I sat in the pew, surrounded by women I barely knew and hardly understood, because that was where I was supposed to be. It was certainly not where I would have chosen to be. In a few minutes three eternally smiling, painfully sweet women would speak with pleading, wavery voices about the joy of being a woman and I would dutifully listen, searching in vain for some protein at this feast composed almost entirely of desserts. After they spoke, a usually powerful man would gently pat us all on the heads and we would go home – the other women tittering and filled, and I, hungry. To put it mildly, I didn’t see the point of Relief Society.
Or, at least so I thought. It was 25 years ago, and I was narrow-minded, perennially the “angry young man with his head in his hands” tilting against all kinds of windmills. Still, the kernel of who I am hasn’t changed much – enlisted in a battle of good versus evil and tenacious enough to tough it to the end – though I do now go more eagerly to the feast and can spot the protein being served much faster. Over the last three decades, there’s also been a lot more protein served.
I am thrilled to be a woman, but I am not a woman’s woman. I am more like GI Jane than Martha Stewart (though I certainly have no aversion to scarves or handmade jewelry or babies). When our young women went to Nauvoo to camp the year after I graduated from high school, I put up a lot of tents while the girls hugged and chattered about all the fun they were going to have, and while they stood in line for the bus home, I loaded gear. I preferred having my babies at home where nobody told me when to sit down. At a particularly trying time of my life, the Lord knew me well enough to say, “Nothing Matters But The Mission,” because the steel formed in my spine and I was then ready to move a mountain. I’ve always told my children, “I don’t mind pulling this handcart alone, but don’t drag your feet.” They quote it in unison with a grin and a hint of a salute when I even start the sentence. We aren’t anything like the orthodox family I grew up believing was the norm or ideal.
But we are ideally us, and I have so much more in common with the pioneer women who formed the Relief Society and grew its power and influence in the hostile desert of Utah than I ever imagined. My construct of true womanhood was a cultural mirage, and sadly, it interfered with my connection to an organization that could help me understand how to be a powerful and influential woman.
Last night I watched a remarkable woman teach principles of feminine leadership and was amazed at how much has changed in the last 25 years. More than ever, I can’t imagine what the world would do without Relief Society. I was especially interested in an experience, shared by President Beck, that highlights the profound power of women working intelligently together to change the world. If the leader of UN Women can take notes from the head of the 6-million-strong Relief Society, I’m pretty sure I can.

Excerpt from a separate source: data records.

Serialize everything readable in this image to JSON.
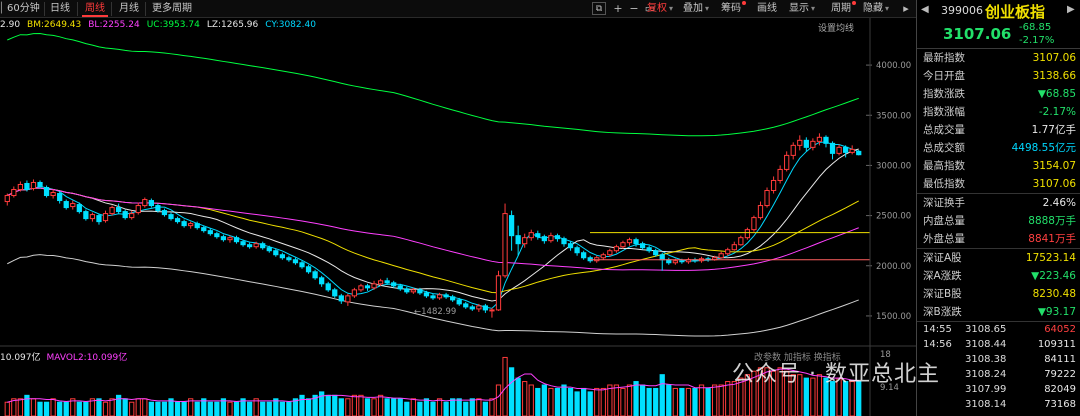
{
  "toolbar": {
    "period_tabs": [
      "60分钟",
      "日线",
      "周线",
      "月线",
      "更多周期"
    ],
    "active_tab": "周线",
    "fuquan": "复权",
    "overlay": "叠加",
    "chouma": "筹码",
    "huaxian": "画线",
    "display": "显示",
    "period_cycle": "周期",
    "hide": "隐藏"
  },
  "ma_legend": [
    {
      "label": "2.90",
      "color": "#e8e8e8"
    },
    {
      "label": "BM:2649.43",
      "color": "#f0e000"
    },
    {
      "label": "BL:2255.24",
      "color": "#ff40ff"
    },
    {
      "label": "UC:3953.74",
      "color": "#00ff40"
    },
    {
      "label": "LZ:1265.96",
      "color": "#e8e8e8"
    },
    {
      "label": "CY:3082.40",
      "color": "#00d8ff"
    }
  ],
  "settings_label": "设置均线",
  "y_axis_labels": [
    "4000.00",
    "3500.00",
    "3000.00",
    "2500.00",
    "2000.00",
    "1500.00"
  ],
  "low_marker": "1482.99",
  "volume": {
    "legend": [
      {
        "label": "10.097亿",
        "color": "#e8e8e8"
      },
      {
        "label": "MAVOL2:10.099亿",
        "color": "#ff40ff"
      }
    ],
    "tools": "改参数  加指标  换指标",
    "y_labels": [
      "18",
      "9.14"
    ]
  },
  "quote": {
    "code": "399006",
    "name": "创业板指",
    "price": "3107.06",
    "change": "-68.85",
    "change_pct": "-2.17%",
    "rows": [
      {
        "label": "最新指数",
        "value": "3107.06",
        "color": "yellow"
      },
      {
        "label": "今日开盘",
        "value": "3138.66",
        "color": "yellow"
      },
      {
        "label": "指数涨跌",
        "value": "▼68.85",
        "color": "green"
      },
      {
        "label": "指数涨幅",
        "value": "-2.17%",
        "color": "green"
      },
      {
        "label": "总成交量",
        "value": "1.77亿手",
        "color": "white"
      },
      {
        "label": "总成交额",
        "value": "4498.55亿元",
        "color": "cyan"
      },
      {
        "label": "最高指数",
        "value": "3154.07",
        "color": "yellow"
      },
      {
        "label": "最低指数",
        "value": "3107.06",
        "color": "yellow"
      }
    ],
    "rows2": [
      {
        "label": "深证换手",
        "value": "2.46%",
        "color": "white"
      },
      {
        "label": "内盘总量",
        "value": "8888万手",
        "color": "green"
      },
      {
        "label": "外盘总量",
        "value": "8841万手",
        "color": "red"
      }
    ],
    "rows3": [
      {
        "label": "深证A股",
        "value": "17523.14",
        "color": "yellow"
      },
      {
        "label": "深A涨跌",
        "value": "▼223.46",
        "color": "green"
      },
      {
        "label": "深证B股",
        "value": "8230.48",
        "color": "yellow"
      },
      {
        "label": "深B涨跌",
        "value": "▼93.17",
        "color": "green"
      }
    ],
    "ticks": [
      {
        "time": "14:55",
        "price": "3108.65",
        "vol": "64052",
        "vcolor": "red"
      },
      {
        "time": "14:56",
        "price": "3108.44",
        "vol": "109311",
        "vcolor": "white"
      },
      {
        "time": "",
        "price": "3108.38",
        "vol": "84111",
        "vcolor": "white"
      },
      {
        "time": "",
        "price": "3108.24",
        "vol": "79222",
        "vcolor": "white"
      },
      {
        "time": "",
        "price": "3107.99",
        "vol": "82049",
        "vcolor": "white"
      },
      {
        "time": "",
        "price": "3108.14",
        "vol": "73168",
        "vcolor": "white"
      }
    ]
  },
  "watermark": "公众号 · 数亚总北主",
  "chart_data": {
    "type": "candlestick",
    "period": "weekly",
    "ylim": [
      1300,
      4250
    ],
    "low_annotation": 1482.99,
    "candles": [
      [
        2640,
        2700,
        2600,
        2720
      ],
      [
        2700,
        2760,
        2680,
        2790
      ],
      [
        2760,
        2810,
        2740,
        2840
      ],
      [
        2820,
        2760,
        2740,
        2850
      ],
      [
        2770,
        2830,
        2750,
        2860
      ],
      [
        2830,
        2790,
        2770,
        2850
      ],
      [
        2780,
        2700,
        2680,
        2800
      ],
      [
        2700,
        2730,
        2670,
        2760
      ],
      [
        2720,
        2650,
        2620,
        2740
      ],
      [
        2640,
        2580,
        2560,
        2660
      ],
      [
        2590,
        2620,
        2560,
        2650
      ],
      [
        2610,
        2540,
        2520,
        2630
      ],
      [
        2540,
        2470,
        2450,
        2560
      ],
      [
        2470,
        2510,
        2440,
        2530
      ],
      [
        2500,
        2440,
        2410,
        2520
      ],
      [
        2450,
        2520,
        2430,
        2550
      ],
      [
        2520,
        2580,
        2500,
        2600
      ],
      [
        2580,
        2540,
        2520,
        2620
      ],
      [
        2540,
        2480,
        2460,
        2560
      ],
      [
        2480,
        2520,
        2460,
        2550
      ],
      [
        2530,
        2600,
        2510,
        2630
      ],
      [
        2600,
        2660,
        2580,
        2680
      ],
      [
        2650,
        2600,
        2580,
        2670
      ],
      [
        2600,
        2550,
        2530,
        2620
      ],
      [
        2550,
        2510,
        2490,
        2570
      ],
      [
        2510,
        2470,
        2450,
        2530
      ],
      [
        2470,
        2440,
        2420,
        2490
      ],
      [
        2440,
        2400,
        2380,
        2460
      ],
      [
        2400,
        2420,
        2370,
        2440
      ],
      [
        2420,
        2380,
        2360,
        2440
      ],
      [
        2380,
        2350,
        2330,
        2400
      ],
      [
        2350,
        2320,
        2300,
        2370
      ],
      [
        2320,
        2290,
        2270,
        2340
      ],
      [
        2290,
        2260,
        2240,
        2310
      ],
      [
        2260,
        2280,
        2230,
        2300
      ],
      [
        2280,
        2240,
        2220,
        2300
      ],
      [
        2240,
        2210,
        2190,
        2260
      ],
      [
        2210,
        2190,
        2170,
        2230
      ],
      [
        2190,
        2220,
        2170,
        2240
      ],
      [
        2220,
        2180,
        2160,
        2240
      ],
      [
        2180,
        2150,
        2130,
        2200
      ],
      [
        2150,
        2110,
        2090,
        2170
      ],
      [
        2110,
        2080,
        2060,
        2130
      ],
      [
        2080,
        2060,
        2040,
        2100
      ],
      [
        2060,
        2030,
        2010,
        2080
      ],
      [
        2030,
        1990,
        1970,
        2050
      ],
      [
        1990,
        1940,
        1920,
        2010
      ],
      [
        1940,
        1880,
        1860,
        1960
      ],
      [
        1880,
        1820,
        1790,
        1900
      ],
      [
        1820,
        1760,
        1740,
        1840
      ],
      [
        1760,
        1700,
        1680,
        1780
      ],
      [
        1700,
        1650,
        1620,
        1720
      ],
      [
        1640,
        1700,
        1600,
        1720
      ],
      [
        1700,
        1760,
        1680,
        1780
      ],
      [
        1760,
        1800,
        1740,
        1820
      ],
      [
        1800,
        1780,
        1750,
        1820
      ],
      [
        1780,
        1820,
        1760,
        1850
      ],
      [
        1820,
        1850,
        1800,
        1870
      ],
      [
        1850,
        1830,
        1810,
        1880
      ],
      [
        1830,
        1800,
        1780,
        1850
      ],
      [
        1800,
        1770,
        1750,
        1820
      ],
      [
        1770,
        1740,
        1720,
        1790
      ],
      [
        1740,
        1760,
        1720,
        1780
      ],
      [
        1760,
        1730,
        1710,
        1780
      ],
      [
        1730,
        1700,
        1680,
        1750
      ],
      [
        1700,
        1680,
        1660,
        1720
      ],
      [
        1680,
        1710,
        1660,
        1730
      ],
      [
        1710,
        1690,
        1670,
        1730
      ],
      [
        1690,
        1660,
        1640,
        1710
      ],
      [
        1660,
        1620,
        1600,
        1680
      ],
      [
        1620,
        1590,
        1570,
        1640
      ],
      [
        1590,
        1570,
        1550,
        1610
      ],
      [
        1570,
        1600,
        1540,
        1620
      ],
      [
        1600,
        1560,
        1530,
        1620
      ],
      [
        1560,
        1560,
        1483,
        1580
      ],
      [
        1560,
        1900,
        1550,
        1950
      ],
      [
        1900,
        2520,
        1880,
        2620
      ],
      [
        2500,
        2300,
        2150,
        2550
      ],
      [
        2300,
        2220,
        2100,
        2400
      ],
      [
        2220,
        2280,
        2180,
        2320
      ],
      [
        2280,
        2330,
        2250,
        2360
      ],
      [
        2320,
        2290,
        2260,
        2350
      ],
      [
        2290,
        2250,
        2220,
        2310
      ],
      [
        2250,
        2300,
        2230,
        2330
      ],
      [
        2300,
        2270,
        2240,
        2320
      ],
      [
        2270,
        2220,
        2190,
        2290
      ],
      [
        2220,
        2180,
        2150,
        2240
      ],
      [
        2180,
        2130,
        2100,
        2200
      ],
      [
        2130,
        2080,
        2060,
        2150
      ],
      [
        2080,
        2050,
        2030,
        2100
      ],
      [
        2050,
        2080,
        2030,
        2100
      ],
      [
        2080,
        2110,
        2060,
        2130
      ],
      [
        2110,
        2150,
        2090,
        2170
      ],
      [
        2150,
        2190,
        2130,
        2210
      ],
      [
        2190,
        2230,
        2170,
        2250
      ],
      [
        2230,
        2260,
        2200,
        2280
      ],
      [
        2260,
        2220,
        2190,
        2280
      ],
      [
        2220,
        2180,
        2160,
        2240
      ],
      [
        2180,
        2150,
        2130,
        2200
      ],
      [
        2150,
        2110,
        2090,
        2170
      ],
      [
        2110,
        2060,
        1950,
        2130
      ],
      [
        2060,
        2030,
        2010,
        2080
      ],
      [
        2030,
        2050,
        2010,
        2070
      ],
      [
        2050,
        2040,
        2020,
        2070
      ],
      [
        2040,
        2060,
        2020,
        2080
      ],
      [
        2060,
        2050,
        2030,
        2080
      ],
      [
        2050,
        2070,
        2030,
        2090
      ],
      [
        2070,
        2060,
        2040,
        2090
      ],
      [
        2060,
        2080,
        2050,
        2100
      ],
      [
        2080,
        2120,
        2070,
        2140
      ],
      [
        2120,
        2160,
        2100,
        2180
      ],
      [
        2160,
        2210,
        2150,
        2240
      ],
      [
        2210,
        2280,
        2200,
        2300
      ],
      [
        2280,
        2360,
        2260,
        2380
      ],
      [
        2360,
        2480,
        2340,
        2500
      ],
      [
        2480,
        2600,
        2460,
        2640
      ],
      [
        2600,
        2750,
        2580,
        2780
      ],
      [
        2750,
        2850,
        2720,
        2890
      ],
      [
        2850,
        2960,
        2820,
        3000
      ],
      [
        2960,
        3100,
        2940,
        3140
      ],
      [
        3100,
        3200,
        3060,
        3230
      ],
      [
        3200,
        3250,
        3150,
        3300
      ],
      [
        3250,
        3180,
        3140,
        3280
      ],
      [
        3180,
        3240,
        3150,
        3270
      ],
      [
        3240,
        3280,
        3200,
        3320
      ],
      [
        3280,
        3220,
        3180,
        3300
      ],
      [
        3220,
        3120,
        3060,
        3240
      ],
      [
        3120,
        3180,
        3100,
        3210
      ],
      [
        3180,
        3130,
        3080,
        3200
      ],
      [
        3130,
        3160,
        3110,
        3200
      ],
      [
        3140,
        3107,
        3100,
        3154
      ]
    ],
    "volume": [
      4,
      5,
      5,
      6,
      5,
      4,
      4,
      5,
      4,
      4,
      5,
      4,
      4,
      5,
      5,
      4,
      5,
      6,
      5,
      4,
      5,
      5,
      4,
      4,
      4,
      5,
      4,
      4,
      5,
      4,
      5,
      4,
      4,
      5,
      4,
      4,
      5,
      4,
      5,
      4,
      4,
      5,
      4,
      4,
      5,
      6,
      5,
      6,
      7,
      6,
      6,
      5,
      5,
      6,
      6,
      5,
      5,
      6,
      5,
      5,
      5,
      4,
      5,
      4,
      5,
      4,
      5,
      4,
      5,
      5,
      4,
      5,
      5,
      4,
      5,
      9,
      17,
      14,
      11,
      10,
      9,
      8,
      9,
      8,
      8,
      9,
      8,
      7,
      8,
      7,
      8,
      8,
      9,
      9,
      8,
      9,
      10,
      9,
      8,
      8,
      12,
      9,
      8,
      8,
      8,
      8,
      9,
      8,
      9,
      9,
      10,
      10,
      11,
      12,
      13,
      14,
      14,
      13,
      14,
      13,
      12,
      12,
      11,
      11,
      12,
      11,
      10,
      11,
      10,
      10,
      10
    ],
    "ma_series_note": "BM yellow, BL magenta, UC green, CY cyan, LZ white"
  }
}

Saturday I worked for a good part of the day on an annual food drive. A lot of hands were involved. Our local Community Action organization crafted goals and strategies that will promote the greatest good in terms of long-term and short-term initiatives. They devised programs that allow the public to contribute. They collaborated with partner organizations, including United Way, the Boy Scouts, and branches of the military, with a defined and realistic contribution from each. These organizations then worked with their members to get the word out to the community about how a simple personal contribution could be maximized. A lot of people spent 5 minutes going through their pantries with a provided plastic bag to collect a few needed items, then set them out for boys in uniforms to pick up, driven by their faithful leaders. They delivered them to drop-off points, where they were loaded on trucks by volunteers and taken to a central storage facility where they were sorted. With a few staff, a hundred volunteers, and a lot of little boys, in a matter of a few hours hundreds of thousands of pounds of food were collected to feed the hungry.
At no point was any one individual’s expected contribution so overwhelming that it was prohibitive. Not one of the individuals who played a part could have created such an overwhelming store of resources to do a great good. In concert, however, the cumulative effect of a thousand small contributions is breathtaking. And the key is good leadership and widespread personal commitment within a cohesive structure any military would be proud of. That is the appeal of military leadership to this wanna-be-marine heart: communication, coordination, and accomplishment of bigger-than-life objectives.
We are all enlisted. The message that there is a work to be done with sleeves rolled up and our whole souls engaged is appealing to a great many more women than we might think. The power of a military is the intelligent, coordinated effort of multitudes of people who would never be enough on their own. If that were the vision we took to young women who are considering their value as a woman coming of age in a world with sincere problems that need addressed, I think more of them would sign up.
I would have, in a heartbeat.
I’m so glad to see the cultural mirage of ideal womanhood fading away to reveal bravery underneath beauty, courage undergirding kindness, and leadership coexisting with followership.
I am honored to be one of the few, the proud, the Relief Society. Oorah sista.
No cookies for me; I think I’d like the meatloaf, please.